## [INFORMATION]
- - - -
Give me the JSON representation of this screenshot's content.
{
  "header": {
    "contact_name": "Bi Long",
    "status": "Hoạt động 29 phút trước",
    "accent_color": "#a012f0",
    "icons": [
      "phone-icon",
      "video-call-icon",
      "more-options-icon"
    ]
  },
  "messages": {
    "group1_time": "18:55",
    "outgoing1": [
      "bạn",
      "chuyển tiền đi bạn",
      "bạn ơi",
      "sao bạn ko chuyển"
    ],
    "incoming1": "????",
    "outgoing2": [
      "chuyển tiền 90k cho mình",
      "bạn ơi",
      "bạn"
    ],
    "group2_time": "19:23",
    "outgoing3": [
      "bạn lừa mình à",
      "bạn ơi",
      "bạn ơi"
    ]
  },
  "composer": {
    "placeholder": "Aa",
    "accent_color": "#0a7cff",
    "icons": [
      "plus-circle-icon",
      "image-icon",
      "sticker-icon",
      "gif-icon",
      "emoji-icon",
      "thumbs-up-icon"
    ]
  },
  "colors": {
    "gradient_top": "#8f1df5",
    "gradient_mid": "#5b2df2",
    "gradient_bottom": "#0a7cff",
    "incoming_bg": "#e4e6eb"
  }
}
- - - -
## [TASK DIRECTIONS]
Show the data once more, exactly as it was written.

## [RESPONSE AREA]
Give me the JSON representation of this screenshot's content.
{
  "header": {
    "contact_name": "Bi Long",
    "status": "Hoạt động 29 phút trước",
    "accent_color": "#a012f0",
    "icons": [
      "phone-icon",
      "video-call-icon",
      "more-options-icon"
    ]
  },
  "messages": {
    "group1_time": "18:55",
    "outgoing1": [
      "bạn",
      "chuyển tiền đi bạn",
      "bạn ơi",
      "sao bạn ko chuyển"
    ],
    "incoming1": "????",
    "outgoing2": [
      "chuyển tiền 90k cho mình",
      "bạn ơi",
      "bạn"
    ],
    "group2_time": "19:23",
    "outgoing3": [
      "bạn lừa mình à",
      "bạn ơi",
      "bạn ơi"
    ]
  },
  "composer": {
    "placeholder": "Aa",
    "accent_color": "#0a7cff",
    "icons": [
      "plus-circle-icon",
      "image-icon",
      "sticker-icon",
      "gif-icon",
      "emoji-icon",
      "thumbs-up-icon"
    ]
  },
  "colors": {
    "gradient_top": "#8f1df5",
    "gradient_mid": "#5b2df2",
    "gradient_bottom": "#0a7cff",
    "incoming_bg": "#e4e6eb"
  }
}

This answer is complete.